From the line with "Give me the" through the final line of the entries below, write out each line exactly and nothing else.

━━━━━ Data provided

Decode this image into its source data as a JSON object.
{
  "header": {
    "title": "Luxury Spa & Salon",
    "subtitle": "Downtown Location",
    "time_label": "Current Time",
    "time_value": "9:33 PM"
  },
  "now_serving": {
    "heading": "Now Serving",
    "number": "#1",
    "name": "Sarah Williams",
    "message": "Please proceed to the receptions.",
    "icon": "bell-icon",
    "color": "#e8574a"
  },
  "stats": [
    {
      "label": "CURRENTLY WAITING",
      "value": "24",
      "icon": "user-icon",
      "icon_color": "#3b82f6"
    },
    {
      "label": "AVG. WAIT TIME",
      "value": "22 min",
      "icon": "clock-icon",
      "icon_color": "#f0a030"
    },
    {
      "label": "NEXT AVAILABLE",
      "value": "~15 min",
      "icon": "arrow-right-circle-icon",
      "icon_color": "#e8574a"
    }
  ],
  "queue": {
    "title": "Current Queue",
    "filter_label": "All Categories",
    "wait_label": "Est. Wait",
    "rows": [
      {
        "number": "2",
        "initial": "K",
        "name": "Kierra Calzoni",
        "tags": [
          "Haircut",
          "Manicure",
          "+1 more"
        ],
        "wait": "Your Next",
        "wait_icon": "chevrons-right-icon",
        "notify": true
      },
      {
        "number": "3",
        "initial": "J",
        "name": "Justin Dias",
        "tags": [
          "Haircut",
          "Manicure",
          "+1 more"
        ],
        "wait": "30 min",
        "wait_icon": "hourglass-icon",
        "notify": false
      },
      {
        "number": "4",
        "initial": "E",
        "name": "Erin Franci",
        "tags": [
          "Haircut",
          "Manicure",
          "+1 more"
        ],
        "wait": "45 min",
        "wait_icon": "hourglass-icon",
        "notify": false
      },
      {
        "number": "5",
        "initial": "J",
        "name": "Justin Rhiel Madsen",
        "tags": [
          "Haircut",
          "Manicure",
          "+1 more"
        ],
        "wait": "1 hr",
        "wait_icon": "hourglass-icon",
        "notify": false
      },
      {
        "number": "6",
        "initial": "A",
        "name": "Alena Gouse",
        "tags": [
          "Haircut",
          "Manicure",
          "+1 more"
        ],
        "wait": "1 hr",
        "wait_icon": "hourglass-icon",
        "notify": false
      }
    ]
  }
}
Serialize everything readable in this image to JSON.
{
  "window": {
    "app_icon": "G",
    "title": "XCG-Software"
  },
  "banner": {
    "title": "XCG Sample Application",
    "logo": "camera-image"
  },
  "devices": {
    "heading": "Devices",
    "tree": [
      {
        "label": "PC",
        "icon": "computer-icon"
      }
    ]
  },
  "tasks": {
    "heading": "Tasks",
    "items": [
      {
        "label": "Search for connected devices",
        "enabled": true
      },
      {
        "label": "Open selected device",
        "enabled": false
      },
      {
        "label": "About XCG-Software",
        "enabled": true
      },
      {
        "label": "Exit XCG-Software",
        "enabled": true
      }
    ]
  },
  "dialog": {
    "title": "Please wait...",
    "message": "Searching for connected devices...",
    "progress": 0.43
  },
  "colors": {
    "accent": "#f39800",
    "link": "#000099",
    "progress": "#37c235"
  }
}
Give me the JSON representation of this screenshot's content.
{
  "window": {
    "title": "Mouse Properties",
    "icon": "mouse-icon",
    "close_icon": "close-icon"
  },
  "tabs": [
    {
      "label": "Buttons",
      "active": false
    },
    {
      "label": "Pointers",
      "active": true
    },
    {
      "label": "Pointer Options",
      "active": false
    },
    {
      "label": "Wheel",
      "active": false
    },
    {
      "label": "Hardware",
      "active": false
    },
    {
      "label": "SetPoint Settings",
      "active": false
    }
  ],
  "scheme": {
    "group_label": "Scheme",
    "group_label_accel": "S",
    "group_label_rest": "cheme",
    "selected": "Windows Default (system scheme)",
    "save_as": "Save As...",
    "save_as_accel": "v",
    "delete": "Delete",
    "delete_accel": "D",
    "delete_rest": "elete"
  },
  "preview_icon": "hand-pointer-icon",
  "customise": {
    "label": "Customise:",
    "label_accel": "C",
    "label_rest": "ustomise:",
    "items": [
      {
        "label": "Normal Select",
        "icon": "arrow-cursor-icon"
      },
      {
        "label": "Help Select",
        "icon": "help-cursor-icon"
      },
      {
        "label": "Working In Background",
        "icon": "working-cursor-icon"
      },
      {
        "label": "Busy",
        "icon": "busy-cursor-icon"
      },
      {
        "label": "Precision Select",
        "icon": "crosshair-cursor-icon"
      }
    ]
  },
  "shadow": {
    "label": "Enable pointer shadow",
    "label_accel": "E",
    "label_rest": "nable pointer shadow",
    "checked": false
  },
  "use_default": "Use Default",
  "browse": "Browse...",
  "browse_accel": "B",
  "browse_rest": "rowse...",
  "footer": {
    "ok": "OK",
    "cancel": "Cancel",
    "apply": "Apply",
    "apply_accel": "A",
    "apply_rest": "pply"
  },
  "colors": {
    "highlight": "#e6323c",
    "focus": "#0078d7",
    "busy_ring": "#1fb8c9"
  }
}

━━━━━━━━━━

• _Solution_
Give me the JSON representation of this screenshot's content.
{
  "window": {
    "title": "Mouse Properties",
    "icon": "mouse-icon",
    "close_icon": "close-icon"
  },
  "tabs": [
    {
      "label": "Buttons",
      "active": false
    },
    {
      "label": "Pointers",
      "active": true
    },
    {
      "label": "Pointer Options",
      "active": false
    },
    {
      "label": "Wheel",
      "active": false
    },
    {
      "label": "Hardware",
      "active": false
    },
    {
      "label": "SetPoint Settings",
      "active": false
    }
  ],
  "scheme": {
    "group_label": "Scheme",
    "group_label_accel": "S",
    "group_label_rest": "cheme",
    "selected": "Windows Default (system scheme)",
    "save_as": "Save As...",
    "save_as_accel": "v",
    "delete": "Delete",
    "delete_accel": "D",
    "delete_rest": "elete"
  },
  "preview_icon": "hand-pointer-icon",
  "customise": {
    "label": "Customise:",
    "label_accel": "C",
    "label_rest": "ustomise:",
    "items": [
      {
        "label": "Normal Select",
        "icon": "arrow-cursor-icon"
      },
      {
        "label": "Help Select",
        "icon": "help-cursor-icon"
      },
      {
        "label": "Working In Background",
        "icon": "working-cursor-icon"
      },
      {
        "label": "Busy",
        "icon": "busy-cursor-icon"
      },
      {
        "label": "Precision Select",
        "icon": "crosshair-cursor-icon"
      }
    ]
  },
  "shadow": {
    "label": "Enable pointer shadow",
    "label_accel": "E",
    "label_rest": "nable pointer shadow",
    "checked": false
  },
  "use_default": "Use Default",
  "browse": "Browse...",
  "browse_accel": "B",
  "browse_rest": "rowse...",
  "footer": {
    "ok": "OK",
    "cancel": "Cancel",
    "apply": "Apply",
    "apply_accel": "A",
    "apply_rest": "pply"
  },
  "colors": {
    "highlight": "#e6323c",
    "focus": "#0078d7",
    "busy_ring": "#1fb8c9"
  }
}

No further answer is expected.